(Data records for software interfaces)
== Segment start ==

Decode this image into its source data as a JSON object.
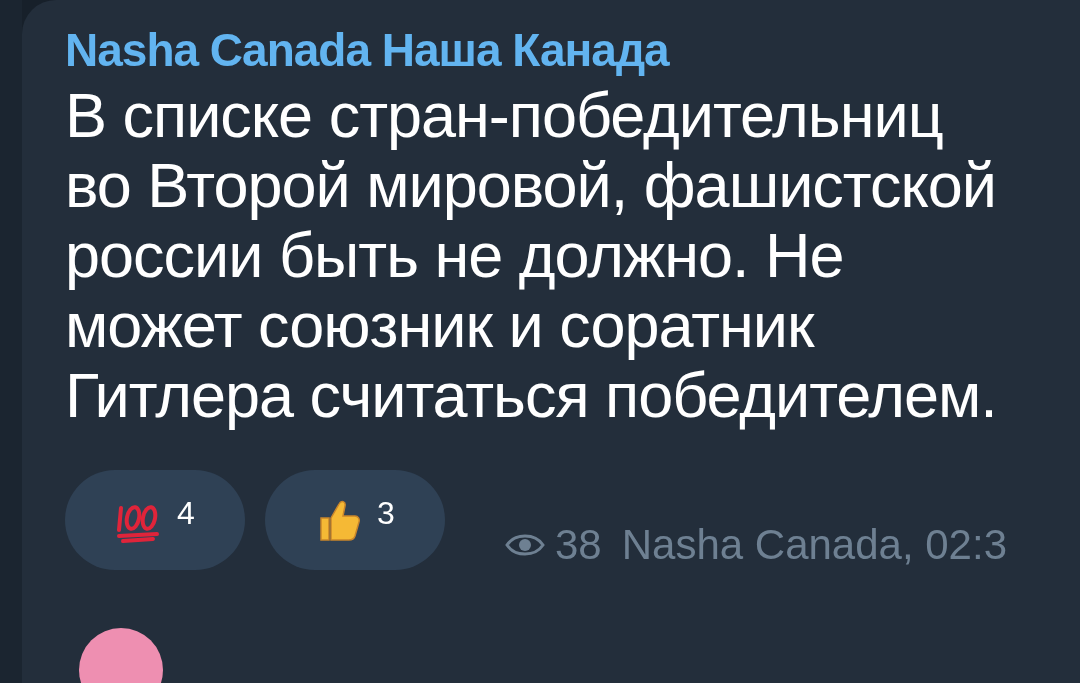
{
  "message": {
    "channel": "Nasha Canada Наша Канада",
    "text": "В списке стран-победительниц\nво Второй мировой, фашистской\nроссии быть не должно. Не\nможет союзник и соратник\nГитлера считаться победителем.",
    "reactions": [
      {
        "kind": "hundred",
        "count": "4"
      },
      {
        "kind": "thumbs",
        "count": "3"
      }
    ],
    "views": "38",
    "footer": "Nasha Canada, 02:3"
  }
}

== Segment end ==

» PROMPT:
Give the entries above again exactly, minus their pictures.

» EXERCISE RESULT:
Decode this image into its source data as a JSON object.
{
  "message": {
    "channel": "Nasha Canada Наша Канада",
    "text": "В списке стран-победительниц\nво Второй мировой, фашистской\nроссии быть не должно. Не\nможет союзник и соратник\nГитлера считаться победителем.",
    "reactions": [
      {
        "kind": "hundred",
        "count": "4"
      },
      {
        "kind": "thumbs",
        "count": "3"
      }
    ],
    "views": "38",
    "footer": "Nasha Canada, 02:3"
  }
}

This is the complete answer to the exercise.